Provided entries
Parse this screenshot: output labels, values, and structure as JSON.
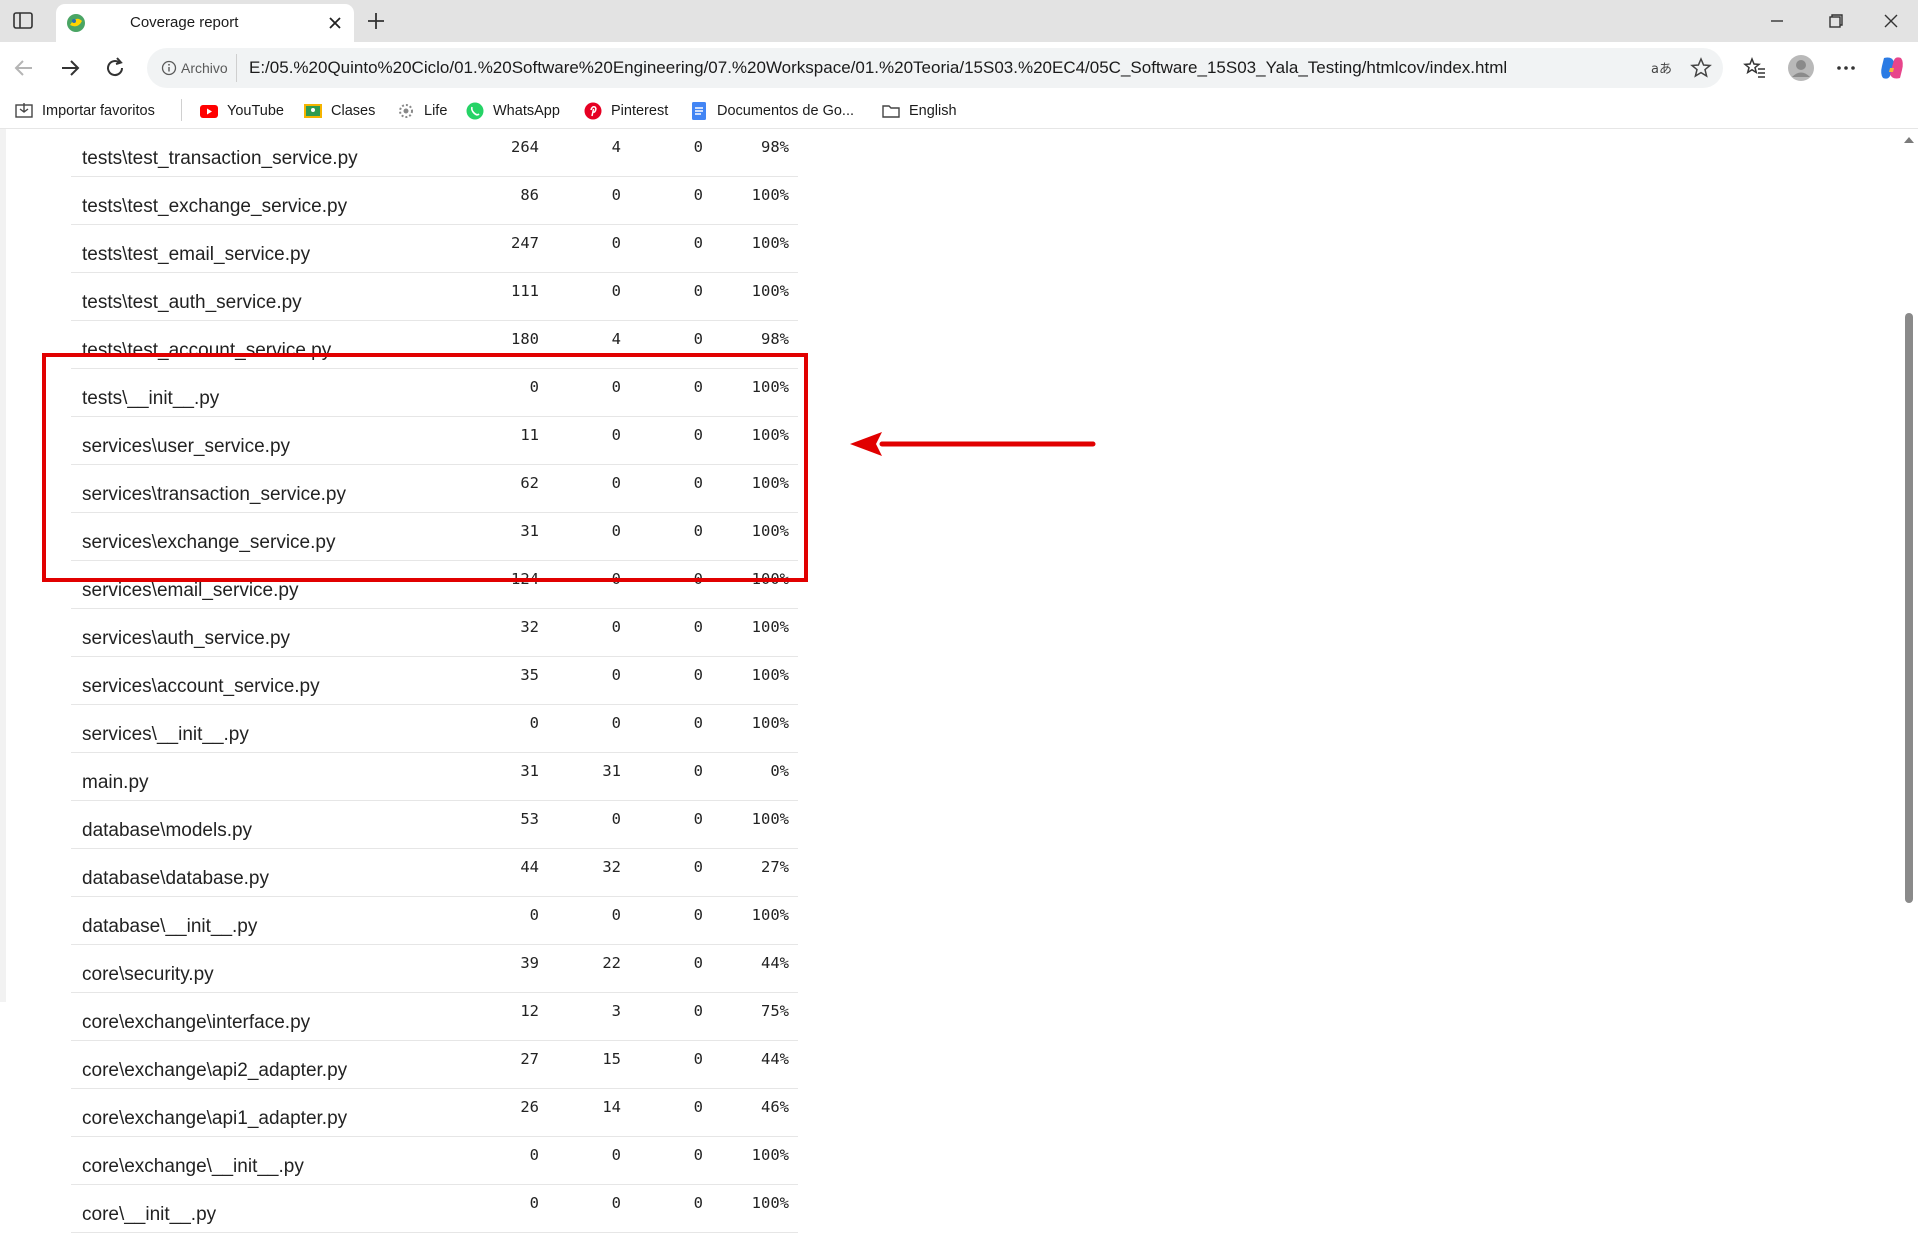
{
  "tab": {
    "title": "Coverage report"
  },
  "toolbar": {
    "security_chip": "Archivo",
    "url": "E:/05.%20Quinto%20Ciclo/01.%20Software%20Engineering/07.%20Workspace/01.%20Teoria/15S03.%20EC4/05C_Software_15S03_Yala_Testing/htmlcov/index.html"
  },
  "favorites": [
    {
      "label": "Importar favoritos",
      "icon": "import-icon"
    },
    {
      "label": "YouTube",
      "icon": "youtube-icon"
    },
    {
      "label": "Clases",
      "icon": "classroom-icon"
    },
    {
      "label": "Life",
      "icon": "life-icon"
    },
    {
      "label": "WhatsApp",
      "icon": "whatsapp-icon"
    },
    {
      "label": "Pinterest",
      "icon": "pinterest-icon"
    },
    {
      "label": "Documentos de Go...",
      "icon": "docs-icon"
    },
    {
      "label": "English",
      "icon": "folder-icon"
    }
  ],
  "rows": [
    [
      "tests\\test_transaction_service.py",
      "264",
      "4",
      "0",
      "98%"
    ],
    [
      "tests\\test_exchange_service.py",
      "86",
      "0",
      "0",
      "100%"
    ],
    [
      "tests\\test_email_service.py",
      "247",
      "0",
      "0",
      "100%"
    ],
    [
      "tests\\test_auth_service.py",
      "111",
      "0",
      "0",
      "100%"
    ],
    [
      "tests\\test_account_service.py",
      "180",
      "4",
      "0",
      "98%"
    ],
    [
      "tests\\__init__.py",
      "0",
      "0",
      "0",
      "100%"
    ],
    [
      "services\\user_service.py",
      "11",
      "0",
      "0",
      "100%"
    ],
    [
      "services\\transaction_service.py",
      "62",
      "0",
      "0",
      "100%"
    ],
    [
      "services\\exchange_service.py",
      "31",
      "0",
      "0",
      "100%"
    ],
    [
      "services\\email_service.py",
      "124",
      "0",
      "0",
      "100%"
    ],
    [
      "services\\auth_service.py",
      "32",
      "0",
      "0",
      "100%"
    ],
    [
      "services\\account_service.py",
      "35",
      "0",
      "0",
      "100%"
    ],
    [
      "services\\__init__.py",
      "0",
      "0",
      "0",
      "100%"
    ],
    [
      "main.py",
      "31",
      "31",
      "0",
      "0%"
    ],
    [
      "database\\models.py",
      "53",
      "0",
      "0",
      "100%"
    ],
    [
      "database\\database.py",
      "44",
      "32",
      "0",
      "27%"
    ],
    [
      "database\\__init__.py",
      "0",
      "0",
      "0",
      "100%"
    ],
    [
      "core\\security.py",
      "39",
      "22",
      "0",
      "44%"
    ],
    [
      "core\\exchange\\interface.py",
      "12",
      "3",
      "0",
      "75%"
    ],
    [
      "core\\exchange\\api2_adapter.py",
      "27",
      "15",
      "0",
      "44%"
    ],
    [
      "core\\exchange\\api1_adapter.py",
      "26",
      "14",
      "0",
      "46%"
    ],
    [
      "core\\exchange\\__init__.py",
      "0",
      "0",
      "0",
      "100%"
    ],
    [
      "core\\__init__.py",
      "0",
      "0",
      "0",
      "100%"
    ]
  ],
  "annotation_color": "#e10000"
}
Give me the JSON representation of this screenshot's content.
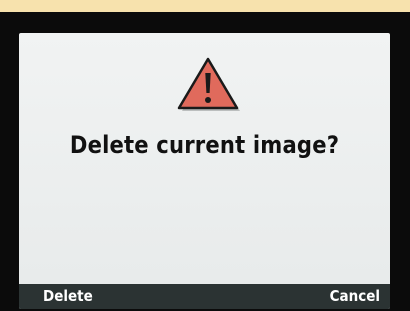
{
  "dialog": {
    "prompt": "Delete current image?",
    "icon": "warning-triangle-icon"
  },
  "softkeys": {
    "left_label": "Delete",
    "right_label": "Cancel"
  },
  "colors": {
    "background": "#f7e2ad",
    "bezel": "#0b0b0b",
    "screen": "#eceeee",
    "warning_fill": "#e06a5c",
    "softkey_bar": "#2b3333"
  }
}
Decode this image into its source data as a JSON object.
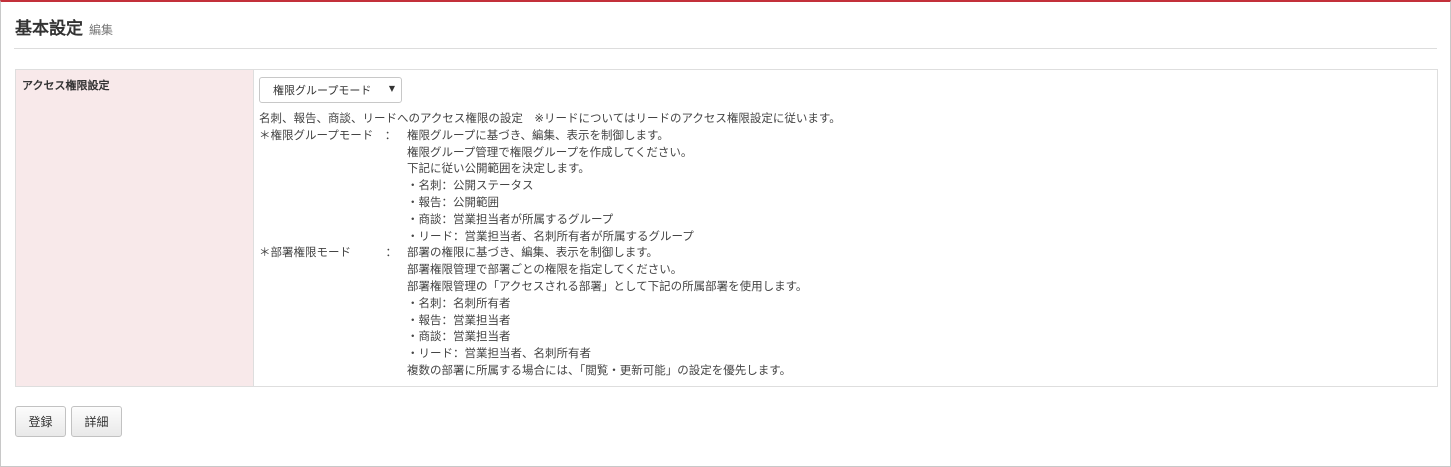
{
  "header": {
    "title": "基本設定",
    "subtitle": "編集"
  },
  "access_setting": {
    "label": "アクセス権限設定",
    "select": {
      "selected": "権限グループモード",
      "arrow_icon": "triangle-down-icon"
    },
    "intro": "名刺、報告、商談、リードへのアクセス権限の設定　※リードについてはリードのアクセス権限設定に従います。",
    "modes": [
      {
        "name": "＊権限グループモード　：",
        "lines": [
          "権限グループに基づき、編集、表示を制御します。",
          "権限グループ管理で権限グループを作成してください。",
          "下記に従い公開範囲を決定します。",
          "・名刺：公開ステータス",
          "・報告：公開範囲",
          "・商談：営業担当者が所属するグループ",
          "・リード：営業担当者、名刺所有者が所属するグループ"
        ]
      },
      {
        "name": "＊部署権限モード　　　：",
        "lines": [
          "部署の権限に基づき、編集、表示を制御します。",
          "部署権限管理で部署ごとの権限を指定してください。",
          "部署権限管理の「アクセスされる部署」として下記の所属部署を使用します。",
          "・名刺：名刺所有者",
          "・報告：営業担当者",
          "・商談：営業担当者",
          "・リード：営業担当者、名刺所有者",
          "複数の部署に所属する場合には、「閲覧・更新可能」の設定を優先します。"
        ]
      }
    ]
  },
  "buttons": {
    "register": "登録",
    "detail": "詳細"
  },
  "colors": {
    "top_accent": "#c3303a",
    "label_bg": "#f8e9ea"
  }
}
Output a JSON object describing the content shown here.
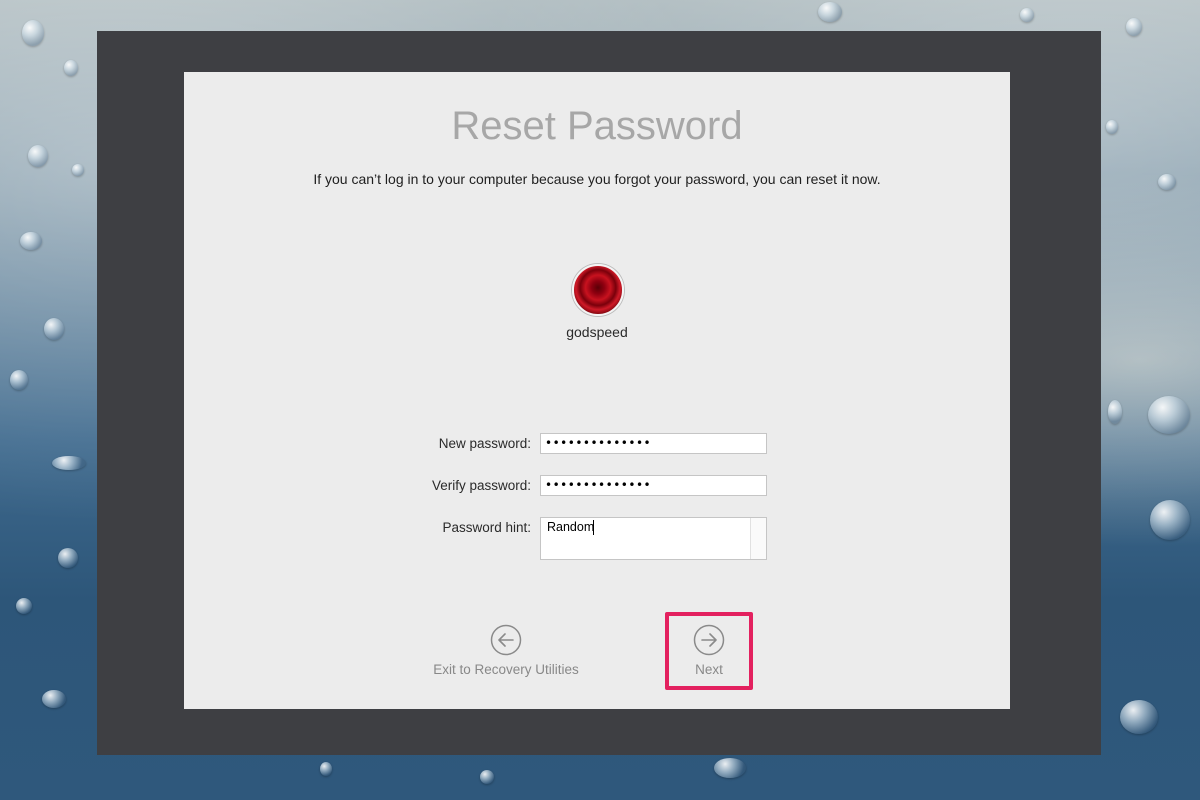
{
  "title": "Reset Password",
  "subtitle": "If you can’t log in to your computer because you forgot your password, you can reset it now.",
  "user": {
    "name": "godspeed"
  },
  "form": {
    "new_password": {
      "label": "New password:",
      "value": "••••••••••••••"
    },
    "verify_password": {
      "label": "Verify password:",
      "value": "••••••••••••••"
    },
    "password_hint": {
      "label": "Password hint:",
      "value": "Random"
    }
  },
  "nav": {
    "exit_label": "Exit to Recovery Utilities",
    "next_label": "Next"
  },
  "colors": {
    "highlight": "#e3215f",
    "panel": "#ececec",
    "window": "#3e3f43"
  }
}
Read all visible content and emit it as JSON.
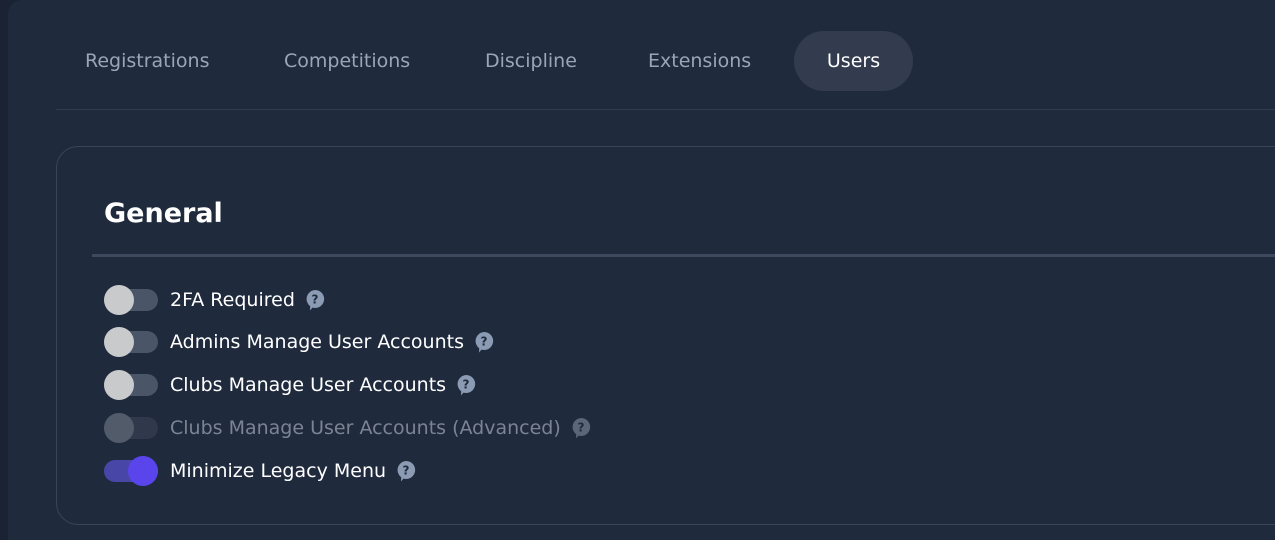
{
  "tabs": [
    {
      "label": "Registrations",
      "active": false
    },
    {
      "label": "Competitions",
      "active": false
    },
    {
      "label": "Discipline",
      "active": false
    },
    {
      "label": "Extensions",
      "active": false
    },
    {
      "label": "Users",
      "active": true
    }
  ],
  "card": {
    "title": "General",
    "settings": [
      {
        "label": "2FA Required",
        "enabled": false,
        "disabled": false,
        "help_icon": "question-bubble-icon"
      },
      {
        "label": "Admins Manage User Accounts",
        "enabled": false,
        "disabled": false,
        "help_icon": "question-bubble-icon"
      },
      {
        "label": "Clubs Manage User Accounts",
        "enabled": false,
        "disabled": false,
        "help_icon": "question-bubble-icon"
      },
      {
        "label": "Clubs Manage User Accounts (Advanced)",
        "enabled": false,
        "disabled": true,
        "help_icon": "question-bubble-icon"
      },
      {
        "label": "Minimize Legacy Menu",
        "enabled": true,
        "disabled": false,
        "help_icon": "question-bubble-icon"
      }
    ]
  },
  "colors": {
    "background": "#1f2a3d",
    "accent": "#5a45ec",
    "tab_active_bg": "#323c4e",
    "help_icon": "#8a9bb3"
  }
}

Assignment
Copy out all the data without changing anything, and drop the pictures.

Answer to this exercise
Parse this screenshot: output labels, values, and structure as JSON.
{
  "tab": {
    "title": "Coverage report"
  },
  "toolbar": {
    "security_chip": "Archivo",
    "url": "E:/05.%20Quinto%20Ciclo/01.%20Software%20Engineering/07.%20Workspace/01.%20Teoria/15S03.%20EC4/05C_Software_15S03_Yala_Testing/htmlcov/index.html"
  },
  "favorites": [
    {
      "label": "Importar favoritos",
      "icon": "import-icon"
    },
    {
      "label": "YouTube",
      "icon": "youtube-icon"
    },
    {
      "label": "Clases",
      "icon": "classroom-icon"
    },
    {
      "label": "Life",
      "icon": "life-icon"
    },
    {
      "label": "WhatsApp",
      "icon": "whatsapp-icon"
    },
    {
      "label": "Pinterest",
      "icon": "pinterest-icon"
    },
    {
      "label": "Documentos de Go...",
      "icon": "docs-icon"
    },
    {
      "label": "English",
      "icon": "folder-icon"
    }
  ],
  "rows": [
    [
      "tests\\test_transaction_service.py",
      "264",
      "4",
      "0",
      "98%"
    ],
    [
      "tests\\test_exchange_service.py",
      "86",
      "0",
      "0",
      "100%"
    ],
    [
      "tests\\test_email_service.py",
      "247",
      "0",
      "0",
      "100%"
    ],
    [
      "tests\\test_auth_service.py",
      "111",
      "0",
      "0",
      "100%"
    ],
    [
      "tests\\test_account_service.py",
      "180",
      "4",
      "0",
      "98%"
    ],
    [
      "tests\\__init__.py",
      "0",
      "0",
      "0",
      "100%"
    ],
    [
      "services\\user_service.py",
      "11",
      "0",
      "0",
      "100%"
    ],
    [
      "services\\transaction_service.py",
      "62",
      "0",
      "0",
      "100%"
    ],
    [
      "services\\exchange_service.py",
      "31",
      "0",
      "0",
      "100%"
    ],
    [
      "services\\email_service.py",
      "124",
      "0",
      "0",
      "100%"
    ],
    [
      "services\\auth_service.py",
      "32",
      "0",
      "0",
      "100%"
    ],
    [
      "services\\account_service.py",
      "35",
      "0",
      "0",
      "100%"
    ],
    [
      "services\\__init__.py",
      "0",
      "0",
      "0",
      "100%"
    ],
    [
      "main.py",
      "31",
      "31",
      "0",
      "0%"
    ],
    [
      "database\\models.py",
      "53",
      "0",
      "0",
      "100%"
    ],
    [
      "database\\database.py",
      "44",
      "32",
      "0",
      "27%"
    ],
    [
      "database\\__init__.py",
      "0",
      "0",
      "0",
      "100%"
    ],
    [
      "core\\security.py",
      "39",
      "22",
      "0",
      "44%"
    ],
    [
      "core\\exchange\\interface.py",
      "12",
      "3",
      "0",
      "75%"
    ],
    [
      "core\\exchange\\api2_adapter.py",
      "27",
      "15",
      "0",
      "44%"
    ],
    [
      "core\\exchange\\api1_adapter.py",
      "26",
      "14",
      "0",
      "46%"
    ],
    [
      "core\\exchange\\__init__.py",
      "0",
      "0",
      "0",
      "100%"
    ],
    [
      "core\\__init__.py",
      "0",
      "0",
      "0",
      "100%"
    ]
  ],
  "annotation_color": "#e10000"
}
Give me the JSON representation of this screenshot's content.
{
  "dialog": {
    "prompt": "Delete current image?",
    "icon": "warning-triangle-icon"
  },
  "softkeys": {
    "left_label": "Delete",
    "right_label": "Cancel"
  },
  "colors": {
    "background": "#f7e2ad",
    "bezel": "#0b0b0b",
    "screen": "#eceeee",
    "warning_fill": "#e06a5c",
    "softkey_bar": "#2b3333"
  }
}
Decode this image into its source data as a JSON object.
{
  "header": {
    "title": "基本設定",
    "subtitle": "編集"
  },
  "access_setting": {
    "label": "アクセス権限設定",
    "select": {
      "selected": "権限グループモード",
      "arrow_icon": "triangle-down-icon"
    },
    "intro": "名刺、報告、商談、リードへのアクセス権限の設定　※リードについてはリードのアクセス権限設定に従います。",
    "modes": [
      {
        "name": "＊権限グループモード　：",
        "lines": [
          "権限グループに基づき、編集、表示を制御します。",
          "権限グループ管理で権限グループを作成してください。",
          "下記に従い公開範囲を決定します。",
          "・名刺：公開ステータス",
          "・報告：公開範囲",
          "・商談：営業担当者が所属するグループ",
          "・リード：営業担当者、名刺所有者が所属するグループ"
        ]
      },
      {
        "name": "＊部署権限モード　　　：",
        "lines": [
          "部署の権限に基づき、編集、表示を制御します。",
          "部署権限管理で部署ごとの権限を指定してください。",
          "部署権限管理の「アクセスされる部署」として下記の所属部署を使用します。",
          "・名刺：名刺所有者",
          "・報告：営業担当者",
          "・商談：営業担当者",
          "・リード：営業担当者、名刺所有者",
          "複数の部署に所属する場合には、「閲覧・更新可能」の設定を優先します。"
        ]
      }
    ]
  },
  "buttons": {
    "register": "登録",
    "detail": "詳細"
  },
  "colors": {
    "top_accent": "#c3303a",
    "label_bg": "#f8e9ea"
  }
}
Output a JSON object describing the content shown here.
{
  "title": "Reset Password",
  "subtitle": "If you can’t log in to your computer because you forgot your password, you can reset it now.",
  "user": {
    "name": "godspeed"
  },
  "form": {
    "new_password": {
      "label": "New password:",
      "value": "••••••••••••••"
    },
    "verify_password": {
      "label": "Verify password:",
      "value": "••••••••••••••"
    },
    "password_hint": {
      "label": "Password hint:",
      "value": "Random"
    }
  },
  "nav": {
    "exit_label": "Exit to Recovery Utilities",
    "next_label": "Next"
  },
  "colors": {
    "highlight": "#e3215f",
    "panel": "#ececec",
    "window": "#3e3f43"
  }
}
Read all visible content and emit it as JSON.
{
  "tabs": [
    {
      "label": "Registrations",
      "active": false
    },
    {
      "label": "Competitions",
      "active": false
    },
    {
      "label": "Discipline",
      "active": false
    },
    {
      "label": "Extensions",
      "active": false
    },
    {
      "label": "Users",
      "active": true
    }
  ],
  "card": {
    "title": "General",
    "settings": [
      {
        "label": "2FA Required",
        "enabled": false,
        "disabled": false,
        "help_icon": "question-bubble-icon"
      },
      {
        "label": "Admins Manage User Accounts",
        "enabled": false,
        "disabled": false,
        "help_icon": "question-bubble-icon"
      },
      {
        "label": "Clubs Manage User Accounts",
        "enabled": false,
        "disabled": false,
        "help_icon": "question-bubble-icon"
      },
      {
        "label": "Clubs Manage User Accounts (Advanced)",
        "enabled": false,
        "disabled": true,
        "help_icon": "question-bubble-icon"
      },
      {
        "label": "Minimize Legacy Menu",
        "enabled": true,
        "disabled": false,
        "help_icon": "question-bubble-icon"
      }
    ]
  },
  "colors": {
    "background": "#1f2a3d",
    "accent": "#5a45ec",
    "tab_active_bg": "#323c4e",
    "help_icon": "#8a9bb3"
  }
}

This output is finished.